(Instructions for the task): Among the lines below, which ones contain the word "square"? Copy every such line.

(Recorded data):
------------------------------------------------------------

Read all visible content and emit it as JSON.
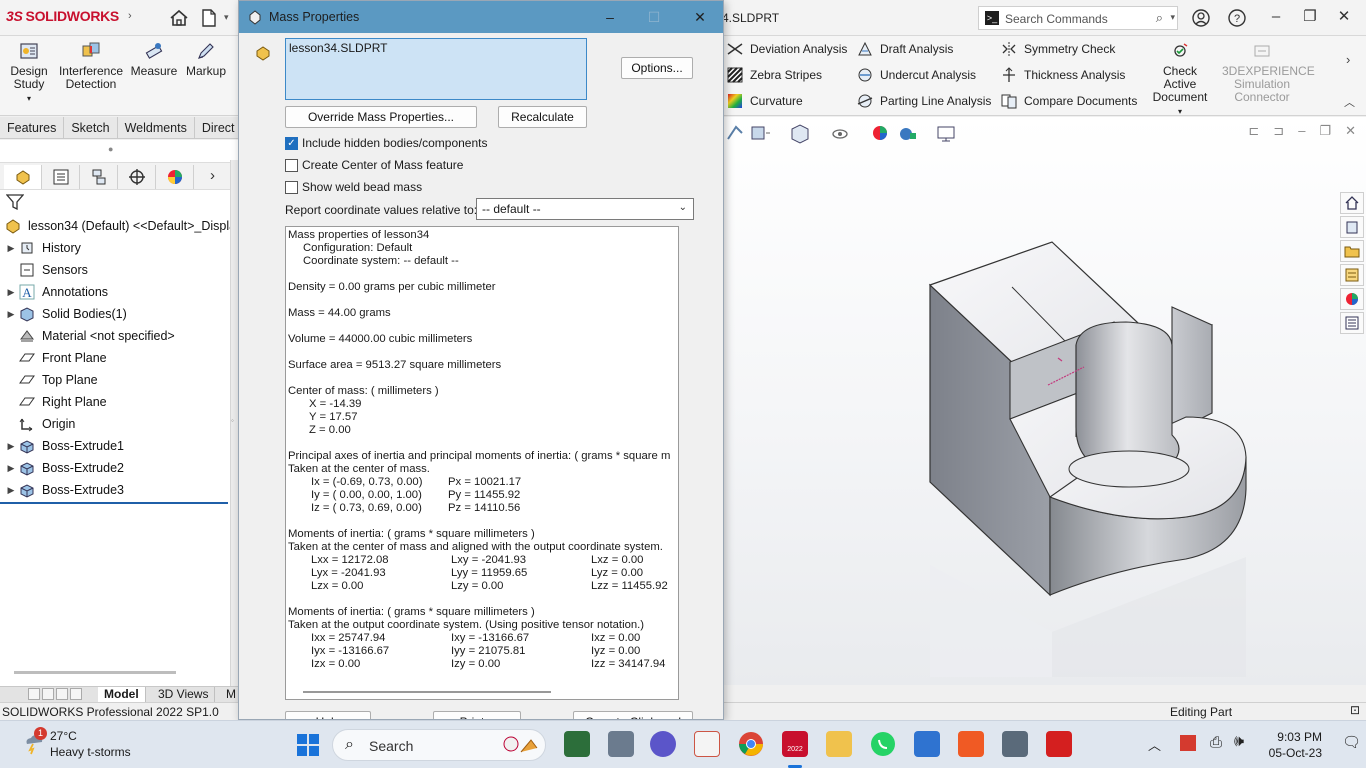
{
  "titlebar": {
    "brand_ds": "3S",
    "brand_name": "SOLIDWORKS",
    "document_title": "4.SLDPRT",
    "search_placeholder": "Search Commands"
  },
  "ribbon": {
    "left_buttons": [
      {
        "label1": "Design",
        "label2": "Study",
        "icon": "design-study-icon"
      },
      {
        "label1": "Interference",
        "label2": "Detection",
        "icon": "interference-detection-icon"
      },
      {
        "label1": "Measure",
        "label2": "",
        "icon": "measure-icon"
      },
      {
        "label1": "Markup",
        "label2": "",
        "icon": "markup-icon"
      }
    ],
    "tools": {
      "deviation": "Deviation Analysis",
      "draft": "Draft Analysis",
      "symmetry": "Symmetry Check",
      "zebra": "Zebra Stripes",
      "undercut": "Undercut Analysis",
      "thickness": "Thickness Analysis",
      "curvature": "Curvature",
      "parting": "Parting Line Analysis",
      "compare": "Compare Documents"
    },
    "check_active_1": "Check Active",
    "check_active_2": "Document",
    "sim_1": "3DEXPERIENCE",
    "sim_2": "Simulation",
    "sim_3": "Connector"
  },
  "command_tabs": [
    "Features",
    "Sketch",
    "Weldments",
    "Direct E"
  ],
  "feature_tree": {
    "root": "lesson34 (Default) <<Default>_Display",
    "items": [
      {
        "label": "History",
        "expandable": true,
        "icon": "history-icon"
      },
      {
        "label": "Sensors",
        "expandable": false,
        "icon": "sensors-icon"
      },
      {
        "label": "Annotations",
        "expandable": true,
        "icon": "annotations-icon"
      },
      {
        "label": "Solid Bodies(1)",
        "expandable": true,
        "icon": "solid-bodies-icon"
      },
      {
        "label": "Material <not specified>",
        "expandable": false,
        "icon": "material-icon"
      },
      {
        "label": "Front Plane",
        "expandable": false,
        "icon": "plane-icon"
      },
      {
        "label": "Top Plane",
        "expandable": false,
        "icon": "plane-icon"
      },
      {
        "label": "Right Plane",
        "expandable": false,
        "icon": "plane-icon"
      },
      {
        "label": "Origin",
        "expandable": false,
        "icon": "origin-icon"
      },
      {
        "label": "Boss-Extrude1",
        "expandable": true,
        "icon": "extrude-icon"
      },
      {
        "label": "Boss-Extrude2",
        "expandable": true,
        "icon": "extrude-icon"
      },
      {
        "label": "Boss-Extrude3",
        "expandable": true,
        "icon": "extrude-icon"
      }
    ]
  },
  "bottom_tabs": [
    "Model",
    "3D Views",
    "M"
  ],
  "status": {
    "left": "SOLIDWORKS Professional 2022 SP1.0",
    "right": "Editing Part"
  },
  "dialog": {
    "title": "Mass Properties",
    "selection": "lesson34.SLDPRT",
    "options_btn": "Options...",
    "override_btn": "Override Mass Properties...",
    "recalc_btn": "Recalculate",
    "check_hidden": "Include hidden bodies/components",
    "check_com": "Create Center of Mass feature",
    "check_weld": "Show weld bead mass",
    "coord_label": "Report coordinate values relative to:",
    "coord_value": "-- default --",
    "bottom_buttons": [
      "Help",
      "Print...",
      "Copy to Clipboard"
    ],
    "results": {
      "header": "Mass properties of lesson34",
      "config": "Configuration: Default",
      "coordsys": "Coordinate system: -- default --",
      "density": "Density = 0.00 grams per cubic millimeter",
      "mass": "Mass = 44.00 grams",
      "volume": "Volume = 44000.00 cubic millimeters",
      "surface": "Surface area = 9513.27  square millimeters",
      "com_header": "Center of mass: ( millimeters )",
      "com_x": "X = -14.39",
      "com_y": "Y = 17.57",
      "com_z": "Z = 0.00",
      "pa_header": "Principal axes of inertia and principal moments of inertia: ( grams *  square m",
      "pa_taken": "Taken at the center of mass.",
      "pa_rows": [
        [
          "Ix = (-0.69,  0.73,  0.00)",
          "Px = 10021.17"
        ],
        [
          "Iy = ( 0.00,  0.00,  1.00)",
          "Py = 11455.92"
        ],
        [
          "Iz = ( 0.73,  0.69,  0.00)",
          "Pz = 14110.56"
        ]
      ],
      "moi1_header": "Moments of inertia: ( grams *  square millimeters )",
      "moi1_taken": "Taken at the center of mass and aligned with the output coordinate system.",
      "moi1_rows": [
        [
          "Lxx = 12172.08",
          "Lxy = -2041.93",
          "Lxz = 0.00"
        ],
        [
          "Lyx = -2041.93",
          "Lyy = 11959.65",
          "Lyz = 0.00"
        ],
        [
          "Lzx = 0.00",
          "Lzy = 0.00",
          "Lzz = 11455.92"
        ]
      ],
      "moi2_header": "Moments of inertia: ( grams *  square millimeters )",
      "moi2_taken": "Taken at the output coordinate system. (Using positive tensor notation.)",
      "moi2_rows": [
        [
          "Ixx = 25747.94",
          "Ixy = -13166.67",
          "Ixz = 0.00"
        ],
        [
          "Iyx = -13166.67",
          "Iyy = 21075.81",
          "Iyz = 0.00"
        ],
        [
          "Izx = 0.00",
          "Izy = 0.00",
          "Izz = 34147.94"
        ]
      ]
    }
  },
  "taskbar": {
    "weather_temp": "27°C",
    "weather_desc": "Heavy t-storms",
    "weather_badge": "1",
    "search_placeholder": "Search",
    "sw_badge": "2022",
    "time": "9:03 PM",
    "date": "05-Oct-23"
  },
  "colors": {
    "accent": "#1f6fbf",
    "dialog_title": "#5b99c2",
    "selection_bg": "#cde3f5",
    "brand_red": "#c8102e"
  }
}
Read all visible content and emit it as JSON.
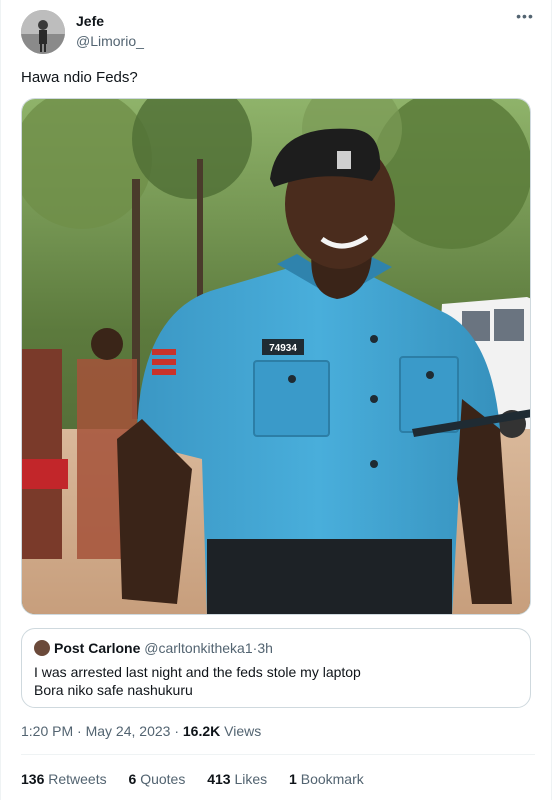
{
  "author": {
    "display_name": "Jefe",
    "handle": "@Limorio_"
  },
  "icons": {
    "more": "more-horizontal-icon",
    "quote_avatar": "avatar"
  },
  "tweet": {
    "text": "Hawa ndio Feds?"
  },
  "photo": {
    "badge_number": "74934"
  },
  "quoted_tweet": {
    "author_name": "Post Carlone",
    "author_handle": "@carltonkitheka1",
    "separator": "·",
    "time_ago": "3h",
    "line1": "I was arrested last night and the feds stole my laptop",
    "line2": "Bora niko safe nashukuru"
  },
  "meta": {
    "time": "1:20 PM",
    "dot1": "·",
    "date": "May 24, 2023",
    "dot2": "·",
    "views_count": "16.2K",
    "views_label": "Views"
  },
  "stats": {
    "retweets_count": "136",
    "retweets_label": "Retweets",
    "quotes_count": "6",
    "quotes_label": "Quotes",
    "likes_count": "413",
    "likes_label": "Likes",
    "bookmarks_count": "1",
    "bookmarks_label": "Bookmark"
  },
  "colors": {
    "text_primary": "#0f1419",
    "text_secondary": "#536471",
    "border": "#cfd9de",
    "divider": "#eff3f4",
    "uniform_blue": "#3fa3d1"
  }
}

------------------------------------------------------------

(Result for this task):
      "surface": "Surface area = 9513.27  square millimeters",
      "pa_header": "Principal axes of inertia and principal moments of inertia: ( grams *  square m",
      "moi1_header": "Moments of inertia: ( grams *  square millimeters )",
      "moi2_header": "Moments of inertia: ( grams *  square millimeters )",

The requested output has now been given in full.